BEGIN Exercise material

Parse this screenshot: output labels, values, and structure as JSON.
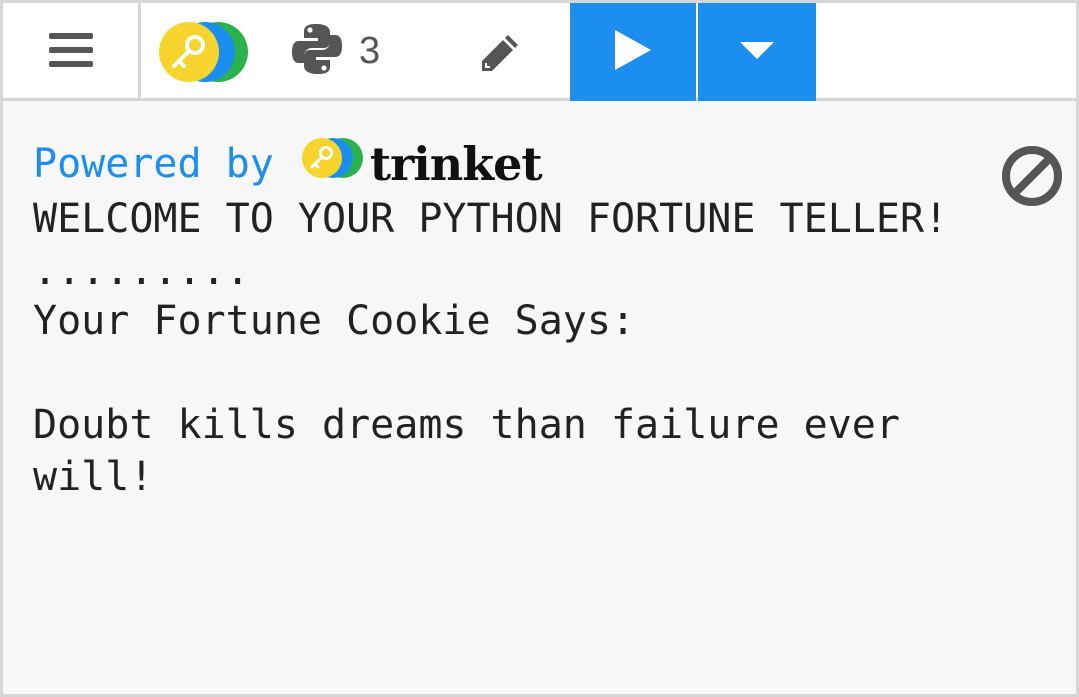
{
  "toolbar": {
    "menu_icon": "hamburger-menu-icon",
    "logo_icon": "trinket-key-logo-icon",
    "language_icon": "python-logo-icon",
    "language_count": "3",
    "edit_icon": "pencil-icon",
    "run_icon": "play-icon",
    "run_menu_icon": "caret-down-icon",
    "colors": {
      "accent": "#1c8ef0",
      "icon_gray": "#555555",
      "border": "#d6d6d6",
      "logo_yellow": "#f6d32d",
      "logo_blue": "#1c8ef0",
      "logo_green": "#2bb24c"
    }
  },
  "output": {
    "powered_by": "Powered by",
    "brand_name": "trinket",
    "clear_icon": "clear-output-icon",
    "lines": [
      "WELCOME TO YOUR PYTHON FORTUNE TELLER!",
      ".........",
      "Your Fortune Cookie Says:",
      "",
      "Doubt kills dreams than failure ever",
      "will!"
    ]
  }
}
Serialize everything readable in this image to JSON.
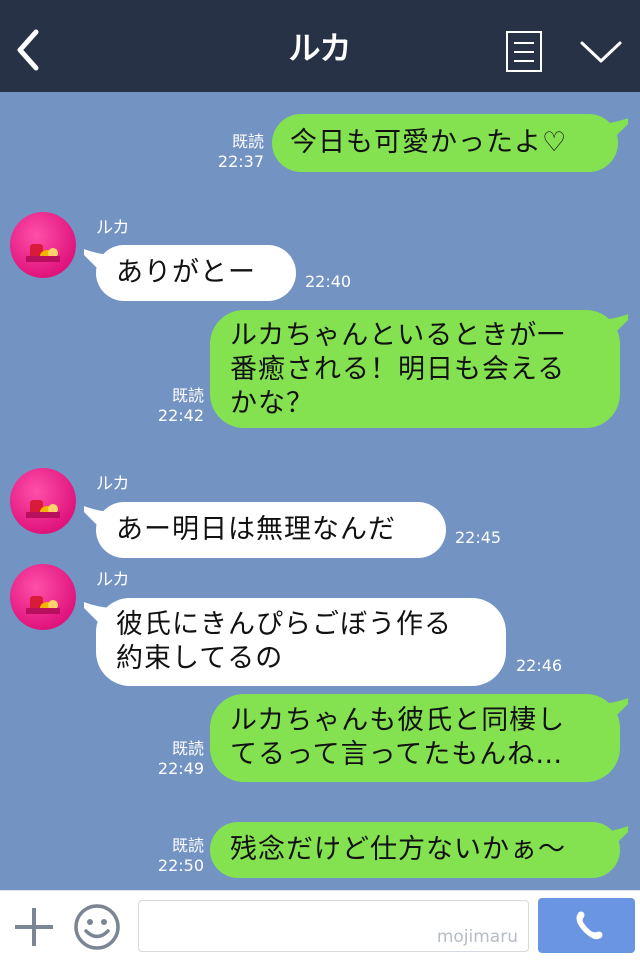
{
  "header": {
    "title": "ルカ",
    "back_icon": "chevron-left-icon",
    "menu_icon": "notes-icon",
    "expand_icon": "chevron-down-icon"
  },
  "messages": [
    {
      "side": "out",
      "text": "今日も可愛かったよ♡",
      "read_label": "既読",
      "time": "22:37"
    },
    {
      "side": "in",
      "sender": "ルカ",
      "text": "ありがとー",
      "time": "22:40"
    },
    {
      "side": "out",
      "line1": "ルカちゃんといるときが一",
      "line2": "番癒される！明日も会える",
      "line3": "かな？",
      "read_label": "既読",
      "time": "22:42"
    },
    {
      "side": "in",
      "sender": "ルカ",
      "text": "あー明日は無理なんだ",
      "time": "22:45"
    },
    {
      "side": "in",
      "sender": "ルカ",
      "line1": "彼氏にきんぴらごぼう作る",
      "line2": "約束してるの",
      "time": "22:46"
    },
    {
      "side": "out",
      "line1": "ルカちゃんも彼氏と同棲し",
      "line2": "てるって言ってたもんね…",
      "read_label": "既読",
      "time": "22:49"
    },
    {
      "side": "out",
      "text": "残念だけど仕方ないかぁ～",
      "read_label": "既読",
      "time": "22:50"
    }
  ],
  "footer": {
    "plus_icon": "plus-icon",
    "emoji_icon": "smiley-icon",
    "send_icon": "phone-icon",
    "watermark": "mojimaru"
  },
  "colors": {
    "header_bg": "#273246",
    "chat_bg": "#7393c3",
    "outgoing_bubble": "#84e251",
    "incoming_bubble": "#ffffff",
    "send_button": "#6a95e2"
  }
}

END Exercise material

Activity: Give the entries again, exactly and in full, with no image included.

Output below:
Parse this screenshot: output labels, values, and structure as JSON.
{
  "toolbar": {
    "menu_icon": "hamburger-menu-icon",
    "logo_icon": "trinket-key-logo-icon",
    "language_icon": "python-logo-icon",
    "language_count": "3",
    "edit_icon": "pencil-icon",
    "run_icon": "play-icon",
    "run_menu_icon": "caret-down-icon",
    "colors": {
      "accent": "#1c8ef0",
      "icon_gray": "#555555",
      "border": "#d6d6d6",
      "logo_yellow": "#f6d32d",
      "logo_blue": "#1c8ef0",
      "logo_green": "#2bb24c"
    }
  },
  "output": {
    "powered_by": "Powered by",
    "brand_name": "trinket",
    "clear_icon": "clear-output-icon",
    "lines": [
      "WELCOME TO YOUR PYTHON FORTUNE TELLER!",
      ".........",
      "Your Fortune Cookie Says:",
      "",
      "Doubt kills dreams than failure ever",
      "will!"
    ]
  }
}
Serialize everything readable in this image to JSON.
{
  "header": {
    "title": "ルカ",
    "back_icon": "chevron-left-icon",
    "menu_icon": "notes-icon",
    "expand_icon": "chevron-down-icon"
  },
  "messages": [
    {
      "side": "out",
      "text": "今日も可愛かったよ♡",
      "read_label": "既読",
      "time": "22:37"
    },
    {
      "side": "in",
      "sender": "ルカ",
      "text": "ありがとー",
      "time": "22:40"
    },
    {
      "side": "out",
      "line1": "ルカちゃんといるときが一",
      "line2": "番癒される！明日も会える",
      "line3": "かな？",
      "read_label": "既読",
      "time": "22:42"
    },
    {
      "side": "in",
      "sender": "ルカ",
      "text": "あー明日は無理なんだ",
      "time": "22:45"
    },
    {
      "side": "in",
      "sender": "ルカ",
      "line1": "彼氏にきんぴらごぼう作る",
      "line2": "約束してるの",
      "time": "22:46"
    },
    {
      "side": "out",
      "line1": "ルカちゃんも彼氏と同棲し",
      "line2": "てるって言ってたもんね…",
      "read_label": "既読",
      "time": "22:49"
    },
    {
      "side": "out",
      "text": "残念だけど仕方ないかぁ～",
      "read_label": "既読",
      "time": "22:50"
    }
  ],
  "footer": {
    "plus_icon": "plus-icon",
    "emoji_icon": "smiley-icon",
    "send_icon": "phone-icon",
    "watermark": "mojimaru"
  },
  "colors": {
    "header_bg": "#273246",
    "chat_bg": "#7393c3",
    "outgoing_bubble": "#84e251",
    "incoming_bubble": "#ffffff",
    "send_button": "#6a95e2"
  }
}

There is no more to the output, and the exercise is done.